Borderplex Alliance: Felipe Calderon to address manufacturing investment opportunities at the border given tensions in US-China trade
EL PASO, TX (Border Report) – A former President of Mexico will be the keynote speaker at the 2021 Borderplex Alliance US-Mexico Border Summit next month.
Felipe Calderon Hinojosa will address trade issues, such as how Mexico can benefit from trade tensions between the United States and China and how attracting European investment can be essential for border companies, according to the group.
The summit begins at 7:30 a.m. on November 4 at the Plaza Hotel Pioneer Park, 106 W. Mills Ave. in El Paso. Calderon’s midday speech takes place in a collection room at the Paso del Norte hotel across the street. You can click here for more details on attending the summit.
Calderon was President of Mexico from 2006 to 2012. His tenure was controversial: some credit him with growing the economy and promoting environmental protection and cooperation; others remember him for an aggressive war on drugs that backfired on him.
“He implemented policies that catapulted Mexico into a powerful player in the global economy. Since leaving his post, he has focused his leadership and attention on the economic benefits of tackling climate change and has positioned himself as a leading voice on this global issue, ”the Alliance said. Non-profit, non-partisan borderplex.
But in an Oct.31, 2012 article published by the Brookings Institution, former Mexican diplomat Andres Rozental torched Calderon for failing to make substantial structural changes to the economy and for failing to contain violence.
“Not only is the high death toll attributed to the war on cartels and other criminals sufficient proof that violence is still the order of the day, but the flow of drugs to the United States as well as the wave of guns assault and other weapons entering Mexico continue relatively unabated, ”Rozental wrote.
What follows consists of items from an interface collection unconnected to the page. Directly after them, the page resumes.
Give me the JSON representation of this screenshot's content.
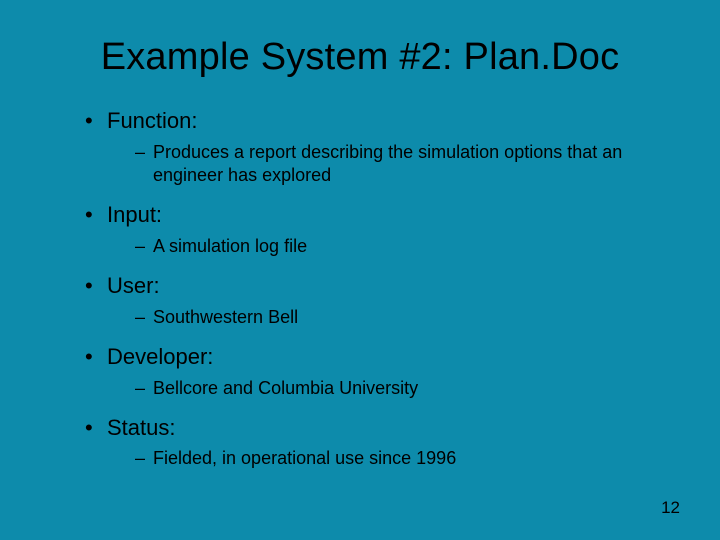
{
  "title": "Example System #2: Plan.Doc",
  "bullets": [
    {
      "label": "Function:",
      "sub": [
        "Produces a report describing the simulation options that an engineer has explored"
      ]
    },
    {
      "label": "Input:",
      "sub": [
        "A simulation log file"
      ]
    },
    {
      "label": "User:",
      "sub": [
        "Southwestern Bell"
      ]
    },
    {
      "label": "Developer:",
      "sub": [
        "Bellcore and Columbia University"
      ]
    },
    {
      "label": "Status:",
      "sub": [
        "Fielded, in operational use since 1996"
      ]
    }
  ],
  "page_number": "12"
}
Some 63,000 people died in drug-related violence during the Calderon administration, including 1,000 Mexican soldiers and police, according to the nonprofit Security, Justice and Peace of Mexico.